• PROBLEM TO WORK ON
What lines in the entries below contain the word "title"? Copy all of them.

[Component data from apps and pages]
*** Block opens ***

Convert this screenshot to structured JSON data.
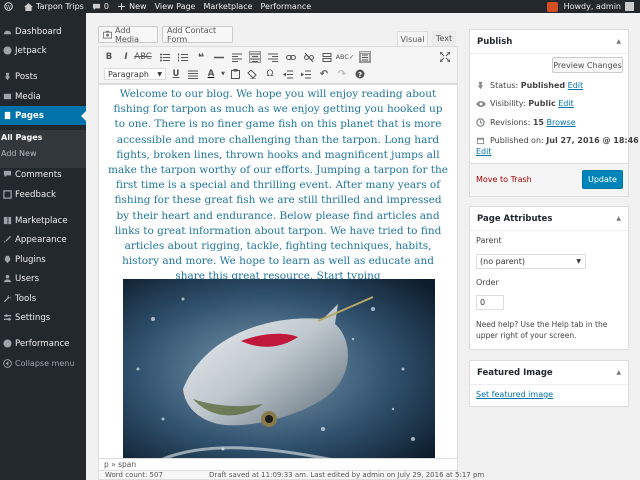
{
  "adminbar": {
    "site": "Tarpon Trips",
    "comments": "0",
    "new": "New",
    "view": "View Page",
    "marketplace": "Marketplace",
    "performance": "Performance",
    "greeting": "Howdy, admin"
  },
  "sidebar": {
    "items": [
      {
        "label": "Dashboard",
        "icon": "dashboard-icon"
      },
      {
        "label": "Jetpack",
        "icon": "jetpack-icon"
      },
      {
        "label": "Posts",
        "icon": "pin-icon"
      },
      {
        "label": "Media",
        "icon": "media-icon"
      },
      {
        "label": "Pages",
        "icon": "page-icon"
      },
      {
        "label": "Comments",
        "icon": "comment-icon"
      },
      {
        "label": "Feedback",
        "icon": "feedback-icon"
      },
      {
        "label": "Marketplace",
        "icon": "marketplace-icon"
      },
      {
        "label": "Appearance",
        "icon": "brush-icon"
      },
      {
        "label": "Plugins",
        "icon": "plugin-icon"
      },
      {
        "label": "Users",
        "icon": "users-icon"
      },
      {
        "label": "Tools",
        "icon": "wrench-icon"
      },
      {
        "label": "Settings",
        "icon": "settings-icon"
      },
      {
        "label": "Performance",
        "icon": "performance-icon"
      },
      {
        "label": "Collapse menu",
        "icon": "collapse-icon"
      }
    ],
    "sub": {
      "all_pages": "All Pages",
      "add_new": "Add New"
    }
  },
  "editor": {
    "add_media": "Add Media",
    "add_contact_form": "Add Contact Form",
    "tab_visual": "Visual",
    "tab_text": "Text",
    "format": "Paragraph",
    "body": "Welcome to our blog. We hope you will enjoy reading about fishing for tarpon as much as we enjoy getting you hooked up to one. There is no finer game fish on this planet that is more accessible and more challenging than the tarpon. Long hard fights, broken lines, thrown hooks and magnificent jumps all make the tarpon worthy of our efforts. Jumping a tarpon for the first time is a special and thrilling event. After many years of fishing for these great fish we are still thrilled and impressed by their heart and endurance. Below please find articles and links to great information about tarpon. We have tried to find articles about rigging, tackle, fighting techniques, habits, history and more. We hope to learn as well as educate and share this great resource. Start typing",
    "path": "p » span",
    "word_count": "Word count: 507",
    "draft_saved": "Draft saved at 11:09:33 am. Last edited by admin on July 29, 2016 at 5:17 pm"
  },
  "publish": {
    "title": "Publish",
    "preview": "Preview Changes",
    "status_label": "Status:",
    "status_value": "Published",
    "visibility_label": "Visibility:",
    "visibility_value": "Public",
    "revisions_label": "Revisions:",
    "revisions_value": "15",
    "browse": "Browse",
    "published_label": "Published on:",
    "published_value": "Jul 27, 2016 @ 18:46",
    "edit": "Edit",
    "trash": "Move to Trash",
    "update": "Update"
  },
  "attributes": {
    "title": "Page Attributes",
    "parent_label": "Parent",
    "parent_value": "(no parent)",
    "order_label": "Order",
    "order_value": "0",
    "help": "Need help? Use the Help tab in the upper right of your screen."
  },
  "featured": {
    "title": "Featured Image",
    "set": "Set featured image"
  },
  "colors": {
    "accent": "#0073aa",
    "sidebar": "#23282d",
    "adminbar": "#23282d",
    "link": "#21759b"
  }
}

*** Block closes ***

• WRITTEN SOLUTION
    "title": "Publish",
    "title": "Page Attributes",
    "title": "Featured Image",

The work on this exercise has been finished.